In recent weeks we’ve read of the demise of several major newspapers. Most of the analytical conversation about these events suggests that newspapers are getting throttled by new technology. The internet is changing their operating environment and the newspaper companies have not succeeded at changing their business model to succeed in the new environment. There have been shifts in the world out there and so media institutions need to adjust.
But I wonder if this obvious explanation doesn’t obscure things a bit. By keeping the focus on technology, we avoid asking hard questions about the product and practice of journalism. Could it be that the changes that the environment is “calling for” include new ways of producing information as well as new ways of delivering information produced using conventional practices?
I put this out there because I’ve noticed that the two most obvious “initiatives” carried out by media organizations are (1) delivering the same old stuff over new media and (2) spicing up delivery to make it more entertaining. I have not, though, noticed any fundamental changes in the production of information. Have journalists taken up any new analytical tools? Do we see a move toward journalists developing new levels of substantive expertise?

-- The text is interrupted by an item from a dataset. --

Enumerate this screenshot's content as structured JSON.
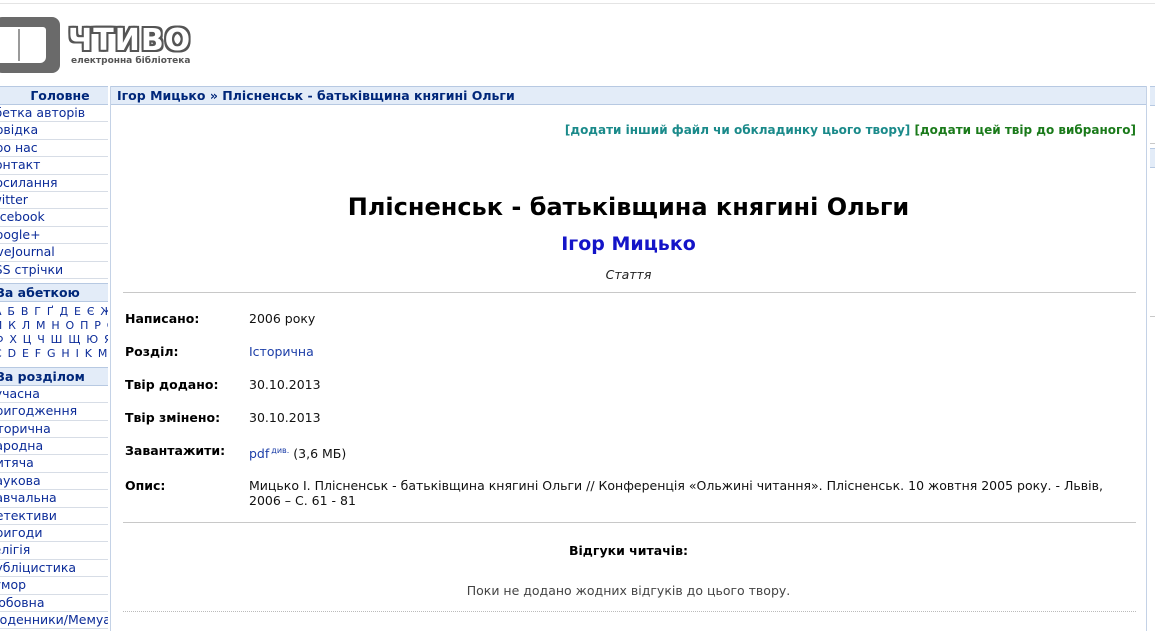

In the wake of the financial crisis there’s been lots of “why didn’t anyone see this coming?” hand wringing. Of course, if you look closely, you’ll see that there WERE lots of pieces out there giving us a warning. But a big piece of our after-the-fact-wisdom is that things were just too complex for observers to decipher. So, is there any chance that this experience will provide an incentive for higher degrees of expertise among journalists? Or will we stick with the “find a source who will tell you what to write” approach (often enough balanced by some other expert who is willing to claim something to the contrary)?